Camilla Gibb was born in London, England, and grew up in Toronto. The first person in her family to earn a university degree, she holds a B.A. in anthropology and Middle Eastern studies from the University of Toronto and a Ph.D. in social anthropology from Oxford. While researching her thesis, she spent a year living with a family in the ancient walled city of Harar, Ethiopia.
After returning to Canada, Gibb spent two years at the University of Toronto as a post-doctoral research fellow. She probably would have continued in academia were it not for a chance encounter that enabled her to pursue her longtime dream of writing fiction. One day, a friend of a colleague caught her moping on a bench. After hearing about her frustrated desire to be a full-time writer, the man asked how much she needed to support herself while working on her first novel. The next week he showed up with the amount she had quoted: $6000. At first she refused, but he convinced her that it was just another form of scholarship, no strings attached. Gibb’s brother lent her his trailer, where she wrote on a laptop plugged into a small stove. Mouthing the Words, which poured out of her in just eight weeks, sold internationally and won the City of Toronto Book Award in 2000. Her second novel, The Petty Details of So-and-So’s Life, was also published to great acclaim around the world and was selected by The Globe and Mail as one of the Best Books of the Year. In 2002, Gibb was named by the jury of the prestigious Orange Prize as one of 21 writers to watch in the new century.

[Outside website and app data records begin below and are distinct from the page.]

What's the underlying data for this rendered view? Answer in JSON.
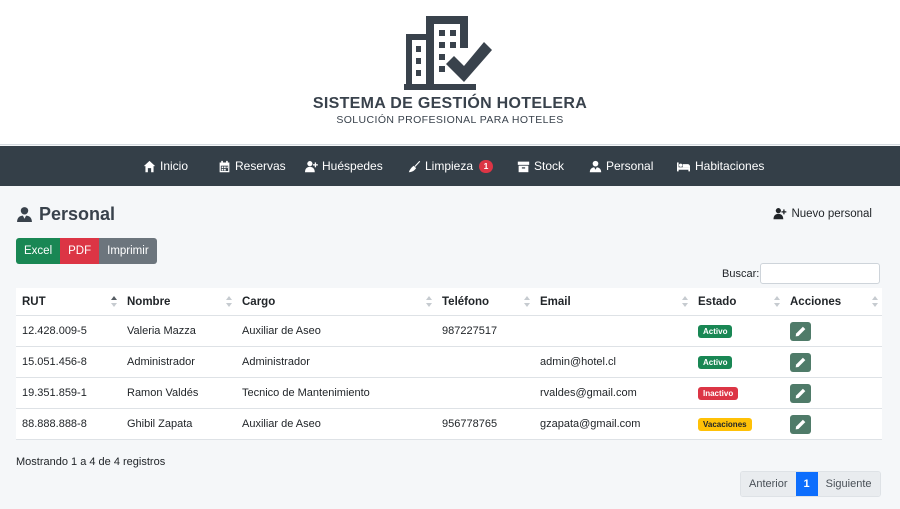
{
  "brand": {
    "title": "SISTEMA DE GESTIÓN HOTELERA",
    "subtitle": "SOLUCIÓN PROFESIONAL PARA HOTELES",
    "logo_icon": "hotel-building-check-icon"
  },
  "nav": {
    "items": [
      {
        "label": "Inicio",
        "icon": "home-icon"
      },
      {
        "label": "Reservas",
        "icon": "calendar-icon"
      },
      {
        "label": "Huéspedes",
        "icon": "user-plus-icon"
      },
      {
        "label": "Limpieza",
        "icon": "broom-icon",
        "badge": "1"
      },
      {
        "label": "Stock",
        "icon": "box-icon"
      },
      {
        "label": "Personal",
        "icon": "user-tie-icon"
      },
      {
        "label": "Habitaciones",
        "icon": "bed-icon"
      }
    ]
  },
  "page": {
    "title": "Personal",
    "new_button": "Nuevo personal"
  },
  "export": {
    "excel": "Excel",
    "pdf": "PDF",
    "print": "Imprimir"
  },
  "search": {
    "label": "Buscar:",
    "value": ""
  },
  "table": {
    "headers": [
      "RUT",
      "Nombre",
      "Cargo",
      "Teléfono",
      "Email",
      "Estado",
      "Acciones"
    ],
    "sorted_column": "RUT",
    "sort_direction": "asc",
    "rows": [
      {
        "rut": "12.428.009-5",
        "nombre": "Valeria Mazza",
        "cargo": "Auxiliar de Aseo",
        "telefono": "987227517",
        "email": "",
        "estado": "Activo"
      },
      {
        "rut": "15.051.456-8",
        "nombre": "Administrador",
        "cargo": "Administrador",
        "telefono": "",
        "email": "admin@hotel.cl",
        "estado": "Activo"
      },
      {
        "rut": "19.351.859-1",
        "nombre": "Ramon Valdés",
        "cargo": "Tecnico de Mantenimiento",
        "telefono": "",
        "email": "rvaldes@gmail.com",
        "estado": "Inactivo"
      },
      {
        "rut": "88.888.888-8",
        "nombre": "Ghibil Zapata",
        "cargo": "Auxiliar de Aseo",
        "telefono": "956778765",
        "email": "gzapata@gmail.com",
        "estado": "Vacaciones"
      }
    ]
  },
  "status_colors": {
    "Activo": "#198754",
    "Inactivo": "#dc3545",
    "Vacaciones": "#ffc107"
  },
  "footer": {
    "info": "Mostrando 1 a 4 de 4 registros",
    "prev": "Anterior",
    "current_page": "1",
    "next": "Siguiente"
  }
}
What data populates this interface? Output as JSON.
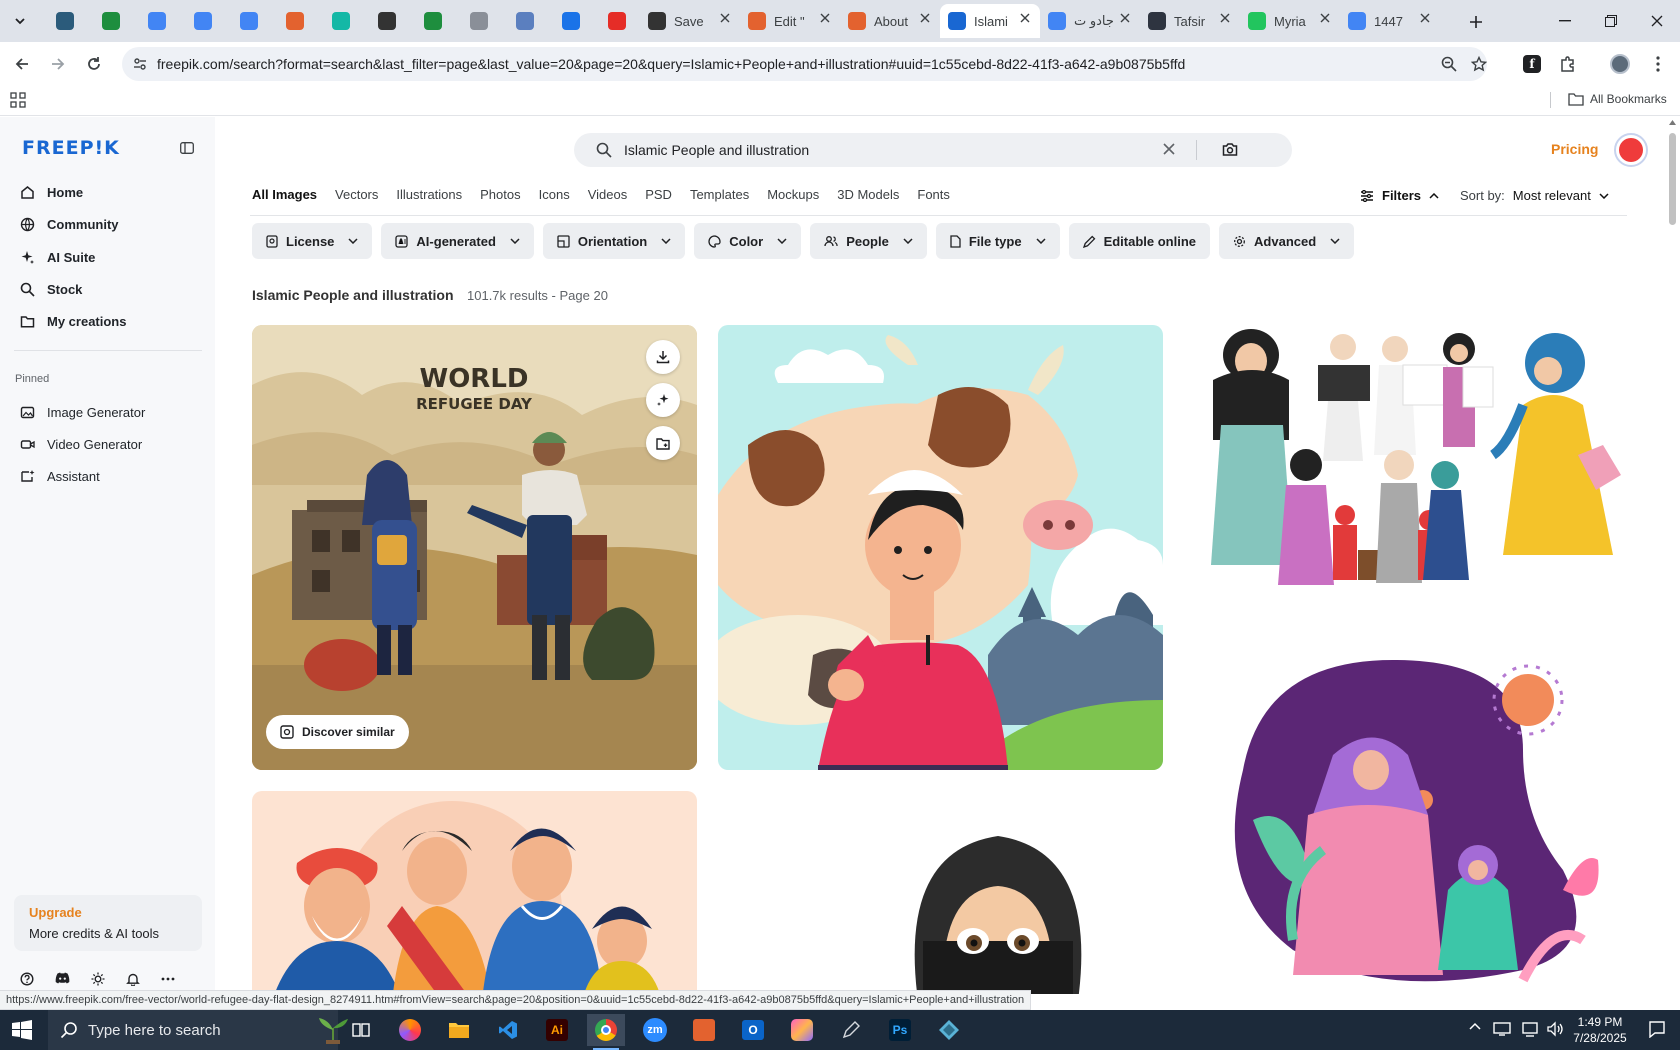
{
  "browser": {
    "tabs": [
      {
        "type": "pinned",
        "icon": "wordpress-icon",
        "color": "#2b5b7b"
      },
      {
        "type": "pinned",
        "icon": "sheets-icon",
        "color": "#1e8e3e"
      },
      {
        "type": "pinned",
        "icon": "docs-icon",
        "color": "#4285f4"
      },
      {
        "type": "pinned",
        "icon": "docs-icon",
        "color": "#4285f4"
      },
      {
        "type": "pinned",
        "icon": "docs-icon",
        "color": "#4285f4"
      },
      {
        "type": "pinned",
        "icon": "box-icon",
        "color": "#e3622f"
      },
      {
        "type": "pinned",
        "icon": "logo-icon",
        "color": "#14b8a6"
      },
      {
        "type": "pinned",
        "icon": "chatgpt-icon",
        "color": "#333333"
      },
      {
        "type": "pinned",
        "icon": "sheets-icon",
        "color": "#1e8e3e"
      },
      {
        "type": "pinned",
        "icon": "globe-icon",
        "color": "#8a8f98"
      },
      {
        "type": "pinned",
        "icon": "grid-icon",
        "color": "#5b7fbf"
      },
      {
        "type": "pinned",
        "icon": "forms-icon",
        "color": "#1a73e8"
      },
      {
        "type": "pinned",
        "icon": "youtube-icon",
        "color": "#e52d27"
      },
      {
        "type": "wide",
        "title": "Save",
        "icon": "chatgpt-icon",
        "color": "#333333"
      },
      {
        "type": "wide",
        "title": "Edit \"",
        "icon": "box-icon",
        "color": "#e3622f"
      },
      {
        "type": "wide",
        "title": "About",
        "icon": "box-icon",
        "color": "#e3622f"
      },
      {
        "type": "wide",
        "title": "Islami",
        "icon": "freepik-icon",
        "color": "#1967d2",
        "active": true
      },
      {
        "type": "wide",
        "title": "جادو ت",
        "icon": "google-icon",
        "color": "#4285f4"
      },
      {
        "type": "wide",
        "title": "Tafsir",
        "icon": "tafsir-icon",
        "color": "#2e3440"
      },
      {
        "type": "wide",
        "title": "Myria",
        "icon": "bolt-icon",
        "color": "#22c55e"
      },
      {
        "type": "wide",
        "title": "1447",
        "icon": "google-icon",
        "color": "#4285f4"
      }
    ],
    "url": "freepik.com/search?format=search&last_filter=page&last_value=20&page=20&query=Islamic+People+and+illustration#uuid=1c55cebd-8d22-41f3-a642-a9b0875b5ffd",
    "all_bookmarks": "All Bookmarks"
  },
  "sidebar": {
    "logo": "FREEP!K",
    "nav": [
      {
        "label": "Home",
        "icon": "home-icon"
      },
      {
        "label": "Community",
        "icon": "globe-icon"
      },
      {
        "label": "AI Suite",
        "icon": "sparkle-icon"
      },
      {
        "label": "Stock",
        "icon": "search-icon"
      },
      {
        "label": "My creations",
        "icon": "folder-icon"
      }
    ],
    "pinned_label": "Pinned",
    "pinned": [
      {
        "label": "Image Generator",
        "icon": "image-icon"
      },
      {
        "label": "Video Generator",
        "icon": "video-icon"
      },
      {
        "label": "Assistant",
        "icon": "assistant-icon"
      }
    ],
    "upgrade_title": "Upgrade",
    "upgrade_subtitle": "More credits & AI tools"
  },
  "header": {
    "search_value": "Islamic People and illustration",
    "pricing": "Pricing"
  },
  "categories": [
    {
      "label": "All Images",
      "active": true
    },
    {
      "label": "Vectors"
    },
    {
      "label": "Illustrations"
    },
    {
      "label": "Photos"
    },
    {
      "label": "Icons"
    },
    {
      "label": "Videos"
    },
    {
      "label": "PSD"
    },
    {
      "label": "Templates"
    },
    {
      "label": "Mockups"
    },
    {
      "label": "3D Models"
    },
    {
      "label": "Fonts"
    }
  ],
  "filters_label": "Filters",
  "sort": {
    "label": "Sort by:",
    "value": "Most relevant"
  },
  "chips": [
    {
      "label": "License",
      "icon": "license-icon"
    },
    {
      "label": "AI-generated",
      "icon": "ai-icon"
    },
    {
      "label": "Orientation",
      "icon": "orientation-icon"
    },
    {
      "label": "Color",
      "icon": "palette-icon"
    },
    {
      "label": "People",
      "icon": "people-icon"
    },
    {
      "label": "File type",
      "icon": "file-icon"
    },
    {
      "label": "Editable online",
      "icon": "pen-icon",
      "no_chevron": true
    },
    {
      "label": "Advanced",
      "icon": "gear-icon"
    }
  ],
  "results": {
    "title": "Islamic People and illustration",
    "count": "101.7k results - Page 20"
  },
  "card1": {
    "heading1": "WORLD",
    "heading2": "REFUGEE DAY"
  },
  "discover_similar": "Discover similar",
  "status_url": "https://www.freepik.com/free-vector/world-refugee-day-flat-design_8274911.htm#fromView=search&page=20&position=0&uuid=1c55cebd-8d22-41f3-a642-a9b0875b5ffd&query=Islamic+People+and+illustration",
  "taskbar": {
    "search_placeholder": "Type here to search",
    "time": "1:49 PM",
    "date": "7/28/2025"
  },
  "colors": {
    "brand": "#1967d2",
    "pricing": "#e6821e",
    "taskbar": "#1c2a3a"
  }
}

Gibb’s third best-selling novel, Sweetness in the Belly, was shortlisted for the 2005 Scotiabank Giller Prize. Gibb explains that she experienced two major challenges in writing this story. For one, she had to move beyond her thesis, which she describes in a Toronto Star interview as “this dry, boring thing with all the blood and the life sucked out of it.” She adds: “Everything that had moved me had been expunged – all the intimacies and the relationships that I longed to write about.” She was also forced do a major rewrite when she turned the main character from a child into an adult. Of the 400 pages she originally submitted to her editor only five made the final cut. “I was relying on the charm and naïveté of a child,” she said in an interview with The Ottawa Citizen. “But at some stage I knew I had to grow up as a writer, and my characters have to grow up too. Added to that was more responsibility – I had to take a stance, have an opinion, be informed.”
Camilla Gibb lives in Toronto, where she serves as Vice President of PEN Canada and Writer-in-Residence at the University of Toronto. She is currently working on a new novel about a community bound and defined by an unnamed illness that is stigmatized, feared, and misunderstood, and how the outside world responds to the perceived threat of an epidemic of unknown origin.